### Task data

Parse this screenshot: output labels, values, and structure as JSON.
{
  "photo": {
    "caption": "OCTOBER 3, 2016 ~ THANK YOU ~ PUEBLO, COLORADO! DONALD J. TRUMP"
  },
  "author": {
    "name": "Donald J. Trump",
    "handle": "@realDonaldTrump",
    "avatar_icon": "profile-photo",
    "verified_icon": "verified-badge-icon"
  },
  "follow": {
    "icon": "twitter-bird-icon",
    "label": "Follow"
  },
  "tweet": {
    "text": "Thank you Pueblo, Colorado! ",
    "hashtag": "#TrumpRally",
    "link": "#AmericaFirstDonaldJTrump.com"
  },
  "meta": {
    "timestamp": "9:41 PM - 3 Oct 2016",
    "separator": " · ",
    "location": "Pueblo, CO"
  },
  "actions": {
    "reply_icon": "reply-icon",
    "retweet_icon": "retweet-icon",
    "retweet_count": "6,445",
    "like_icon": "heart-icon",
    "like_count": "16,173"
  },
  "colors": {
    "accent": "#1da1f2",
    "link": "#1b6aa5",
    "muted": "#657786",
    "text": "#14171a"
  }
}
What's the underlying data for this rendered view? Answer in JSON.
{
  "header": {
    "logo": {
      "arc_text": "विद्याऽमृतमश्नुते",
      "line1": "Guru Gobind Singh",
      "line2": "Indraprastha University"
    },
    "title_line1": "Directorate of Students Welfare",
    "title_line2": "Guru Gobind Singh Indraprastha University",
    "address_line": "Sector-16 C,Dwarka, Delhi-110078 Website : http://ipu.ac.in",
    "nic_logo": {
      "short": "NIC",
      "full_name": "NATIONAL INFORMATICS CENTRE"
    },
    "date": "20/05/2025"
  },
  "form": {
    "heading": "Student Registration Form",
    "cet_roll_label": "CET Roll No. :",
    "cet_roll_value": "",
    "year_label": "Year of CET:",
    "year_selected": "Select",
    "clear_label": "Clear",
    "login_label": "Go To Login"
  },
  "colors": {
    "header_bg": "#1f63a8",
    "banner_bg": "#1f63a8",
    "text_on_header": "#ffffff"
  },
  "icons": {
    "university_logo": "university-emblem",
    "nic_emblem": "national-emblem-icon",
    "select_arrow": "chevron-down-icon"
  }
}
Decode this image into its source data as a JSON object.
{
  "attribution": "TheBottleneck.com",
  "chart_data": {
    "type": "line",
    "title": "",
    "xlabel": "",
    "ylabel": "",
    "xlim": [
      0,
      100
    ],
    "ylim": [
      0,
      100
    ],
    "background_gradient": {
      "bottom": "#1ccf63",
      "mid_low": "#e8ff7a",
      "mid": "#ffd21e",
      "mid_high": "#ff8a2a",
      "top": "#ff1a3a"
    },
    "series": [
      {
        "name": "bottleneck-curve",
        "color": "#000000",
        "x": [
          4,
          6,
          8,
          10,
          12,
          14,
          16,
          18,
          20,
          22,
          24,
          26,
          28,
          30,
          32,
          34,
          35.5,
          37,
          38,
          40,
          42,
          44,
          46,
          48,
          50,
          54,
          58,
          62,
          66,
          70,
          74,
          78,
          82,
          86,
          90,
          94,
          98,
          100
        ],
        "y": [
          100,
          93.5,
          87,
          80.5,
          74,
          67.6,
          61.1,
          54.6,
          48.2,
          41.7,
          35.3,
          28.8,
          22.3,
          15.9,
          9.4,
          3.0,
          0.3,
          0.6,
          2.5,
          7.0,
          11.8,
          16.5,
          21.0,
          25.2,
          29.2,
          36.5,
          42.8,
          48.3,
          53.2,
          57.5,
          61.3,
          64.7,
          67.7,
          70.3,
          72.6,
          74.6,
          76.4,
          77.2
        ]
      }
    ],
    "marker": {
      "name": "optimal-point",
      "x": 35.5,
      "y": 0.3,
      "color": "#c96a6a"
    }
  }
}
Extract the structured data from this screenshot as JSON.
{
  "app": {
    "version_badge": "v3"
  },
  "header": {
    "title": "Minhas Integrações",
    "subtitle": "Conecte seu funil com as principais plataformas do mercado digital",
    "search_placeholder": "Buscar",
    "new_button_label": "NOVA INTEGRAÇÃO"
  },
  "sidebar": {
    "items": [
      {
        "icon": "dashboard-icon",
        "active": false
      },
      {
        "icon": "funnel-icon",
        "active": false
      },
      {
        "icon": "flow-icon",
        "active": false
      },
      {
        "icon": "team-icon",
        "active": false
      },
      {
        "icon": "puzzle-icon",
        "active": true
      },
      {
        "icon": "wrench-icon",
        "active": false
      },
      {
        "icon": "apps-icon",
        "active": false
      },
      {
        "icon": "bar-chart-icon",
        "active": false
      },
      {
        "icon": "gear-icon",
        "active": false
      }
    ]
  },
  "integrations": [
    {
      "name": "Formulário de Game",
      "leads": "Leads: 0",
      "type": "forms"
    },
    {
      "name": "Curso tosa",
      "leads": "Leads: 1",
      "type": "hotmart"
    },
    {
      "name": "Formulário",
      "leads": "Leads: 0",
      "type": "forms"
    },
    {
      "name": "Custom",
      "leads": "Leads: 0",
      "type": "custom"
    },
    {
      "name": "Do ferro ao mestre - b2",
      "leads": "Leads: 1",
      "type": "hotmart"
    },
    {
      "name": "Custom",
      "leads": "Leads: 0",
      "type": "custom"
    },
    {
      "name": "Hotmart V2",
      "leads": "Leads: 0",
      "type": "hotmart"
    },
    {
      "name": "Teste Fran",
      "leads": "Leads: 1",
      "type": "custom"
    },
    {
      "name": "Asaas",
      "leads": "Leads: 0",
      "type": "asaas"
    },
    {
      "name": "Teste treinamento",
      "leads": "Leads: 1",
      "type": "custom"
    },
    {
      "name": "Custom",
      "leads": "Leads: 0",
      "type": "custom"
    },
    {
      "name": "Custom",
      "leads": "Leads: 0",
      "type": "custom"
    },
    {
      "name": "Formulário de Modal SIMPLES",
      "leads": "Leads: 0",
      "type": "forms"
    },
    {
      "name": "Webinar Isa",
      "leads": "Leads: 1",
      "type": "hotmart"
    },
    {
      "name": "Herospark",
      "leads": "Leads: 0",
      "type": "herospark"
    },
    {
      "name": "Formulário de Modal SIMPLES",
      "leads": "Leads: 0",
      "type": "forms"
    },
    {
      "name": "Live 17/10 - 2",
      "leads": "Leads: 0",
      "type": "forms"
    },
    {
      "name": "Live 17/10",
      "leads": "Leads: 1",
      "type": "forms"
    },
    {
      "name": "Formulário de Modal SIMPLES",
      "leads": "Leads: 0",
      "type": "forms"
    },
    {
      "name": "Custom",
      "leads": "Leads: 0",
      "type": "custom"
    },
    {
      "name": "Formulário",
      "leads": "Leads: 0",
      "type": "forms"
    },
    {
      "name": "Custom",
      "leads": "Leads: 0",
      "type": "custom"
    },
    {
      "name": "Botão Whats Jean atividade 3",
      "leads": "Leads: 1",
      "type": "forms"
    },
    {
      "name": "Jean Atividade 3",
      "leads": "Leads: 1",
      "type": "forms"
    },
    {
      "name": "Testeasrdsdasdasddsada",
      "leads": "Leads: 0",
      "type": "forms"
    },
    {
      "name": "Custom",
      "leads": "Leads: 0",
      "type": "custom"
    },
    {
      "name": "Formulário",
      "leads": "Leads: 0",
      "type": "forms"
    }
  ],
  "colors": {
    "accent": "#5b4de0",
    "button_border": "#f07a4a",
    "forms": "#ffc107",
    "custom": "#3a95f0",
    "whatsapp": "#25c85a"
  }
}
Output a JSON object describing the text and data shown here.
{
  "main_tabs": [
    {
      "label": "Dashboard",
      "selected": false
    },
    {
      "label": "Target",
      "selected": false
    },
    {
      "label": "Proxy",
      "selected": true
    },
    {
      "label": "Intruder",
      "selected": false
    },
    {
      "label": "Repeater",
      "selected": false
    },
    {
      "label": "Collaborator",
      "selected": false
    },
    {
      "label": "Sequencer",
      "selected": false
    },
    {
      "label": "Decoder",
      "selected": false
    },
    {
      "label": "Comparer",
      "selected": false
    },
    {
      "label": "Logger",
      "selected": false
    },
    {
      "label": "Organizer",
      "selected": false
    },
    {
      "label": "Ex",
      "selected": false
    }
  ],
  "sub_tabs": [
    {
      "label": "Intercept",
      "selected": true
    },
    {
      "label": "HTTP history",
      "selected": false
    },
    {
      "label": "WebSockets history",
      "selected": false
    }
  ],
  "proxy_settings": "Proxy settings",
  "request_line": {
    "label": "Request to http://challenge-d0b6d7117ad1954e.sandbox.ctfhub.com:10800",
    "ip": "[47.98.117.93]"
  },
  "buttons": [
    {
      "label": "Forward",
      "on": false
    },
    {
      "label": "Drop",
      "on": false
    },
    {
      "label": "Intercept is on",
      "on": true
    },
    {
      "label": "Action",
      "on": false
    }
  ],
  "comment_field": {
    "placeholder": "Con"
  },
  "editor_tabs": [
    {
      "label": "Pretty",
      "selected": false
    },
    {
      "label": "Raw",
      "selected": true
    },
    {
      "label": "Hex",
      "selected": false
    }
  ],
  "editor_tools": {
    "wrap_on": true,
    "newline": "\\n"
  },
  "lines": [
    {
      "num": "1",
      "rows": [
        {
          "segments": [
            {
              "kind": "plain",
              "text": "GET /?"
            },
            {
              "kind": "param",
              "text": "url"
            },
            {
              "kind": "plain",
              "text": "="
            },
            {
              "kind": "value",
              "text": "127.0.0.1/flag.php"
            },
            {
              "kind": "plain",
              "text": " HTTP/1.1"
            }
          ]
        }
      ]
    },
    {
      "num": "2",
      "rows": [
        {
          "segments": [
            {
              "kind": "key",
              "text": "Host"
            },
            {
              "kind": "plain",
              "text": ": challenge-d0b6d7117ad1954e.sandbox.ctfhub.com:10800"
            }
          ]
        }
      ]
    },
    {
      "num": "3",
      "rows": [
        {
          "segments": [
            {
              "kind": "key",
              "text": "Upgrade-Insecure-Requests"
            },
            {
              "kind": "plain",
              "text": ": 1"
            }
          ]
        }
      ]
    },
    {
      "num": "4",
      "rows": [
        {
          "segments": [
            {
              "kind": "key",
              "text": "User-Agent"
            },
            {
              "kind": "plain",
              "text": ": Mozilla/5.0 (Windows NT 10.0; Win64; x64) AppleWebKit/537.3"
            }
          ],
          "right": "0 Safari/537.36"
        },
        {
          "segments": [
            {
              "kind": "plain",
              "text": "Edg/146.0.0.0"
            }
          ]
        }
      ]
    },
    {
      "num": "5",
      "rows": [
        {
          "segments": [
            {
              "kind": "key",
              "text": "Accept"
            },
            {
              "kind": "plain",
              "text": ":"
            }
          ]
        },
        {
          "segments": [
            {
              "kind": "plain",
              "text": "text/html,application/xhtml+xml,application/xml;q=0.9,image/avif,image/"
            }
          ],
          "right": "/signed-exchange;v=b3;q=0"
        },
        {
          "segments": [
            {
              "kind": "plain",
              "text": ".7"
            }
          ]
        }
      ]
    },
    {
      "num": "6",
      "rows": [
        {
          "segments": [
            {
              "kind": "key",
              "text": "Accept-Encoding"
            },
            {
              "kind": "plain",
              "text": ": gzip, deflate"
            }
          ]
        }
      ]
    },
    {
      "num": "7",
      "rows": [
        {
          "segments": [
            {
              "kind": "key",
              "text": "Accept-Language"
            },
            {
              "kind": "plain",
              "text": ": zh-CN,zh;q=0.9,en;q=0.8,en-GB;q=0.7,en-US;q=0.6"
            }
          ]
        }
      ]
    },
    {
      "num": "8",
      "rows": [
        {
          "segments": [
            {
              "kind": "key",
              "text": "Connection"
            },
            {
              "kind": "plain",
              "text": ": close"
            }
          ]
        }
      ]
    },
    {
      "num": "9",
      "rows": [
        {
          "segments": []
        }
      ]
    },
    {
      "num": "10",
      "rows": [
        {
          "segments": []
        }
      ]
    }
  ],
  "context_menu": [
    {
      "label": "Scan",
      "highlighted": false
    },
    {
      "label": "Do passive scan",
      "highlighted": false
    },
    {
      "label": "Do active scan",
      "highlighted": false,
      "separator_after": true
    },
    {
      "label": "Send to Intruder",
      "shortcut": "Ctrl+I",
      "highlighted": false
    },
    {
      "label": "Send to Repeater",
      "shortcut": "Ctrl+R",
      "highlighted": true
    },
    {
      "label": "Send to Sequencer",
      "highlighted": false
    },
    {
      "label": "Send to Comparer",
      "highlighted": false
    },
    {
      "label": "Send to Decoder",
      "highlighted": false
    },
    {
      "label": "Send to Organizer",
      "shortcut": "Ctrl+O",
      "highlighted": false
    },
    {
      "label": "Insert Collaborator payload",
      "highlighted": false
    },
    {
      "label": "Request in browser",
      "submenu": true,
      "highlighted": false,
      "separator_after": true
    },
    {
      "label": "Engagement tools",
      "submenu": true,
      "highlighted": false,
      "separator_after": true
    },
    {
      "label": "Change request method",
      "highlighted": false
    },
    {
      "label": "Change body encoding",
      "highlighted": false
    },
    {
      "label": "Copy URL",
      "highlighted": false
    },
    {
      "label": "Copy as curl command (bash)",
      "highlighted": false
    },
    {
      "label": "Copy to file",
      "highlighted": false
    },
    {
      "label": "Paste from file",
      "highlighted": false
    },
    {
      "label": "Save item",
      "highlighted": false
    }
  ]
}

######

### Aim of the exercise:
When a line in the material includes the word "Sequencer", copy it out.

### Response area:
      "label": "Sequencer",
      "label": "Send to Sequencer",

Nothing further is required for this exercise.